Pete’s passion for diving started in the cold English waters over 27 years ago. This is where his “Lust for Rust” was created and from then onwards he has dedicated himself to researching, finding, diving and photographing wrecks. With over 6000 + hours in-water experience spanning over 26 different countries, As well as being a PADI Course Director, Pete is a Technical Diving Instructor Trainer. Pete is notably one of the southern hemispheres most experienced Technical divers and Instructors.
Pete’s highly successful dive travel business “Lust4Rust Diving Excursions & Shock&Awe Big Animal Diving” focuses on taking technical diver trips to remote locations, bringing full medical support and logistical expertise second to none. Places like Truk Lagoon, Solomon Islands, Bikini Atoll, Great Lakes, Sri Lanka, Palau, Gapalagps, the South Pacific and NZ. Pete has also earned himself membership in the coveted Explorers Club.
A well-published and accomplished photographer, Pete specialises in unique techniques lighting up large areas of wrecks and caves. He is also actively involved in assisting with scientific research papers (published in Medical Journals). For more information visit his site – www.lust4rust.co
How and why do you use checklists?
I have been actively using checklists on CCR’s for over 25 years now. The primary use of this checklist was for primary assembly of my unit making it dive ready before donning.
Initially the checklist worked well, but I didn’t really fully grasp the importance of using this process. I thought that as long as I knew the steps there would be no need for a listed, systemised sequence of commands to make my CCR dive ready. It wasn’t until I jumped into the water with my O2 turned off. I could have sworn that I had opened up all my tanks but on this occasion I must have isolated my tank valve shortly after doing my calibration. Luckily I was observant enough to notice my PO2 was dangerously low while swimming towards the downline on the surface. I immediately switched over to my BOV and switched on my O2. Ever since that day I have never faltered from conducting a full, checklist run before putting on my CCR. No exceptions!
Some believe that this checklist is exactly that, you need to physically tick off each stage as you conduct it. I too have tried this process, but quickly found this not to work for me (personally). I truly believe that what ever process you choose to use, you must always do it the same way. For example, this written, ticked off process didn’t work for me because I found myself on the boat without a new checklist or I didn’t have a pen to tick it off with. Now I just used the checklist visually, with the old ticks still there. Now, in my opinion, this is flawed because now I changed my process of doing the checklist. So now, I have my checklist and visually go through every step. I do this the same way, every time. If I get interrupted during my set up, I go back to the beginning and step by step make sure I have completed them until I have reached the point I left it at and carry on till I have completed it.

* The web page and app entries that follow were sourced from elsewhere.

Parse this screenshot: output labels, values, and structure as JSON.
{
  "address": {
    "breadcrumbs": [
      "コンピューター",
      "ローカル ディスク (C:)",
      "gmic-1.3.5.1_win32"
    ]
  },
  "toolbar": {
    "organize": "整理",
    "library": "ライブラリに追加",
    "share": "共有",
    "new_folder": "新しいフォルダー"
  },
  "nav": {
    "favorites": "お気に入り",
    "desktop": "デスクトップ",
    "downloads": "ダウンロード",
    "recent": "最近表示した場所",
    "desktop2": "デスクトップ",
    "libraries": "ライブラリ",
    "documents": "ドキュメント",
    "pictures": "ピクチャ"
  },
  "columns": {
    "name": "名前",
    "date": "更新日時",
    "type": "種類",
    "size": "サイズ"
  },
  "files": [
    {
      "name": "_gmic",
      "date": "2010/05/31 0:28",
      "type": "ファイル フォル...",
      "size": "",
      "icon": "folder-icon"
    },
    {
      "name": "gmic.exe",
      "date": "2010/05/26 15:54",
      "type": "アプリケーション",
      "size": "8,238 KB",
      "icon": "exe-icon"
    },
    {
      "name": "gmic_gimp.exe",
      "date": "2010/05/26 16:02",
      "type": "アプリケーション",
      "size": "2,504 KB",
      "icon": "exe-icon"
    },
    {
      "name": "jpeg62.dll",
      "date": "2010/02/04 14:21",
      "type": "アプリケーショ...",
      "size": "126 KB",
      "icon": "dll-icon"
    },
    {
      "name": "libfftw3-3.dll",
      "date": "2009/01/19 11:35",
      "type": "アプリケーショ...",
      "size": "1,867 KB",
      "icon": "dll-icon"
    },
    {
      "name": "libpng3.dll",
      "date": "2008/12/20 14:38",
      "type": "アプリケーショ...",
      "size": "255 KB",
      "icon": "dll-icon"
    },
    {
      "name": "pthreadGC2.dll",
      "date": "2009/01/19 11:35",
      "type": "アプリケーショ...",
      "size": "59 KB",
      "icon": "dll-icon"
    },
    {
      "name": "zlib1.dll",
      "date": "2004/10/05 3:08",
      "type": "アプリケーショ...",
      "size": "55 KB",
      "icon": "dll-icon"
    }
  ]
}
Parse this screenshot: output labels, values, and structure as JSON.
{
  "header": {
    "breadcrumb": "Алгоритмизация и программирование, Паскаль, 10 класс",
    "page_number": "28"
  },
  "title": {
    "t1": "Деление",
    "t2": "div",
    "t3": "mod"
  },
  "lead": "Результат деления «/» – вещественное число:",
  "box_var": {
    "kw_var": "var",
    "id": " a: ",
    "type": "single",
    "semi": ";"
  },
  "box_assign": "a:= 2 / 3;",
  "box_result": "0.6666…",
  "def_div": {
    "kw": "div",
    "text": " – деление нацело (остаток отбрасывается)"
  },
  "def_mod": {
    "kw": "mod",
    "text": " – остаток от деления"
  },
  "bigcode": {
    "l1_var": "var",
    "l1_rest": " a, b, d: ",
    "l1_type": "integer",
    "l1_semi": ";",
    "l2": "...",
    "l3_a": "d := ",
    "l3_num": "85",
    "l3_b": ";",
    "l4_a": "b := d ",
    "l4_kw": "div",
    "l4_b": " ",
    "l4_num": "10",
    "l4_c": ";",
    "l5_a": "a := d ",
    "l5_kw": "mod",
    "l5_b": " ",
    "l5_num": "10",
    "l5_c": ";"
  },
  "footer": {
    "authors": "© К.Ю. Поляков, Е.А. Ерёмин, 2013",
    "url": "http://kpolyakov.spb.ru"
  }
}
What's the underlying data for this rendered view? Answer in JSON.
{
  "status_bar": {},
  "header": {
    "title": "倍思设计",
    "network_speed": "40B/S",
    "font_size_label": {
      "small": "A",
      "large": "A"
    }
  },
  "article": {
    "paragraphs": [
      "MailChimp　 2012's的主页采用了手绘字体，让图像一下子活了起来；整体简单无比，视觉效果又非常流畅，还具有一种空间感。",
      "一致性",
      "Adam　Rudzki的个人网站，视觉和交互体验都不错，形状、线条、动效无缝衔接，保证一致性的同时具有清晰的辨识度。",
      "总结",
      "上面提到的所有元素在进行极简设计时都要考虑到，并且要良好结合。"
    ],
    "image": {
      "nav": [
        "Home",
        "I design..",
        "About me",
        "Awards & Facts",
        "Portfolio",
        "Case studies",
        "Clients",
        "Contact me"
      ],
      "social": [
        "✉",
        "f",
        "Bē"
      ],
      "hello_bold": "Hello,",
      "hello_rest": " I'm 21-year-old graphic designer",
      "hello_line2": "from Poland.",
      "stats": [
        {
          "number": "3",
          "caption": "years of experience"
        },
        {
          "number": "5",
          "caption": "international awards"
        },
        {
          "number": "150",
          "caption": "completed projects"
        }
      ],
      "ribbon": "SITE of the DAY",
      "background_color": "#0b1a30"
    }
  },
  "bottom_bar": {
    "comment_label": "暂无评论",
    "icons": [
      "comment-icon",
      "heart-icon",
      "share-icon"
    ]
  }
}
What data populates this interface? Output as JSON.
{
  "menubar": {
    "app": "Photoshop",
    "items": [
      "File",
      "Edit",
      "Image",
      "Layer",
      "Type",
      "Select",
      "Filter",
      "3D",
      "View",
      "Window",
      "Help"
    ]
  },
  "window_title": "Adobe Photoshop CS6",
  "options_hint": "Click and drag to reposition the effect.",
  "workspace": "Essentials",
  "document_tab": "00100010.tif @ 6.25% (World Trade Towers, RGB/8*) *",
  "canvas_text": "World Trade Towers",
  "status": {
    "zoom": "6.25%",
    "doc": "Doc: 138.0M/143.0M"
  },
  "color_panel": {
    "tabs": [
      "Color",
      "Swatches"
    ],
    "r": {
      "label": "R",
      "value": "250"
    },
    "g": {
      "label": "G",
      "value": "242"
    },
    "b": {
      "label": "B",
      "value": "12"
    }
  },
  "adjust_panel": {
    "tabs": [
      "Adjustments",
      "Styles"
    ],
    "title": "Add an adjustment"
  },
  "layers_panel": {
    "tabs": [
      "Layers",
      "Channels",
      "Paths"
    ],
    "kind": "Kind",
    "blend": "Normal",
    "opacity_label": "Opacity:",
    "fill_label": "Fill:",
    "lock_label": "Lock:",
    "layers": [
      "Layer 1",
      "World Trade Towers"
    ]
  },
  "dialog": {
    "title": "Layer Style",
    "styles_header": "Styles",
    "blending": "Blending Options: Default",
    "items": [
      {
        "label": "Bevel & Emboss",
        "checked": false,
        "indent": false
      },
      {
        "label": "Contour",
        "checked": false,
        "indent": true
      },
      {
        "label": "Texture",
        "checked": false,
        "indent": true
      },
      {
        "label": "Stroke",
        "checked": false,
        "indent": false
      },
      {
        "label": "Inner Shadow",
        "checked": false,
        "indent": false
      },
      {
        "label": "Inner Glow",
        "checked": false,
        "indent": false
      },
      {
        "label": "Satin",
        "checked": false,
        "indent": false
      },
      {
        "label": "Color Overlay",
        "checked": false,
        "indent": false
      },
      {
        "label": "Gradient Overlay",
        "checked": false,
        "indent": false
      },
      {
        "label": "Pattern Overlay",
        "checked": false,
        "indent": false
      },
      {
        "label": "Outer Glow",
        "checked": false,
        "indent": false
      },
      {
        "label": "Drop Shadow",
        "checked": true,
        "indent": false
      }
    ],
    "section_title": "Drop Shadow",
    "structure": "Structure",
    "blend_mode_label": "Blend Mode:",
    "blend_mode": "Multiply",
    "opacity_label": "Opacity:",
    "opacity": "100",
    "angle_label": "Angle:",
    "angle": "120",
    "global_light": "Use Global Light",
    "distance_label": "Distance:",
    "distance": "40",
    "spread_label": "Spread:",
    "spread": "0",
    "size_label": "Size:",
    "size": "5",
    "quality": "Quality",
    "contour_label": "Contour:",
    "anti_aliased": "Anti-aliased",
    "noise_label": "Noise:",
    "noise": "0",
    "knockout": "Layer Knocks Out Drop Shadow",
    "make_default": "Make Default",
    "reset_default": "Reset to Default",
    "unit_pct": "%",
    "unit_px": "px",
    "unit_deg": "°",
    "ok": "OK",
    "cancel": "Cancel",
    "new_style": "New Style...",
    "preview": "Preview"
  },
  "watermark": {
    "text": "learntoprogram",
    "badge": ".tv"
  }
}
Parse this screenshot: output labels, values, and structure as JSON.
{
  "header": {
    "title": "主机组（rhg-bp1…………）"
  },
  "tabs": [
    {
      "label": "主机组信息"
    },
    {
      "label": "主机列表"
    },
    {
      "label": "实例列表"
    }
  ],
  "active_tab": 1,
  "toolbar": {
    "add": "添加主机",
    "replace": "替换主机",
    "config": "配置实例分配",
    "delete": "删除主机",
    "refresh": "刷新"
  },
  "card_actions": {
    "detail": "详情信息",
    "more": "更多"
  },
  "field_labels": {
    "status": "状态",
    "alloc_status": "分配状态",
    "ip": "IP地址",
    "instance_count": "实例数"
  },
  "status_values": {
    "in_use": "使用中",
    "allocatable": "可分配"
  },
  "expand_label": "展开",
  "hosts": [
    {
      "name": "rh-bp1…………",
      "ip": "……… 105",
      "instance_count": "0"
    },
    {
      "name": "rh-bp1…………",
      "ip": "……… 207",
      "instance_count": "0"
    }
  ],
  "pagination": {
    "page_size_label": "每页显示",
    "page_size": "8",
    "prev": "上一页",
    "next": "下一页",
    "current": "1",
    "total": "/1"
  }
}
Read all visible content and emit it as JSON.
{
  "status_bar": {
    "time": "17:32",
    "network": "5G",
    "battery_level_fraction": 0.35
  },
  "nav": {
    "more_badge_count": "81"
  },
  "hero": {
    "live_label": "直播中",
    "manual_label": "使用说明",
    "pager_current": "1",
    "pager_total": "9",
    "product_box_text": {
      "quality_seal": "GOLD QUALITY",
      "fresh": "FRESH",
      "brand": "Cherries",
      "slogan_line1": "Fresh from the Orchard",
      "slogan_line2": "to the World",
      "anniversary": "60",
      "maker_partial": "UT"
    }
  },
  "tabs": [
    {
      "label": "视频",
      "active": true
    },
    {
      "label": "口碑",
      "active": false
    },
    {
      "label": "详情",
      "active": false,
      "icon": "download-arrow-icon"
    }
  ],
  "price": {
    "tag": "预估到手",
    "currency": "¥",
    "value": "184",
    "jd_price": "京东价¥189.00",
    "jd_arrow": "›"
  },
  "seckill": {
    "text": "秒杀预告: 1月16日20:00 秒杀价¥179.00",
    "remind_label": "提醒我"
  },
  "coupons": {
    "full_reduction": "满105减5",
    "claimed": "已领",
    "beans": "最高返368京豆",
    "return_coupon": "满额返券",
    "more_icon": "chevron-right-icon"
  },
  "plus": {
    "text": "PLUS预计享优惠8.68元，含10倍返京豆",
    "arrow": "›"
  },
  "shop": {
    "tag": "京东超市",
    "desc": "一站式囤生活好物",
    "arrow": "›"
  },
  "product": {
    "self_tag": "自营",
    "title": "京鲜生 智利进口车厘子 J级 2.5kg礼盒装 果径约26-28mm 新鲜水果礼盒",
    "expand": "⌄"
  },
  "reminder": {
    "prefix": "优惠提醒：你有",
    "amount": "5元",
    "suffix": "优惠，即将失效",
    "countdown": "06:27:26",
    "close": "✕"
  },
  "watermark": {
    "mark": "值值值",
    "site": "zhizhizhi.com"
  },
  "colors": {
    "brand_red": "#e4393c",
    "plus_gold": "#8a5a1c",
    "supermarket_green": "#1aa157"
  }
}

I have also taken checklists to the next stage by making divers go over a short check before they get into the water. This has been implemented to all my trips for the last 3 years. Observations have been made during this check before divers enter the water on a number of occasions with gas turned off and computers set to the wrong gas. And these were ALL highly experienced divers. All I am saying is that Checklists work. They save lives. Plain and simple.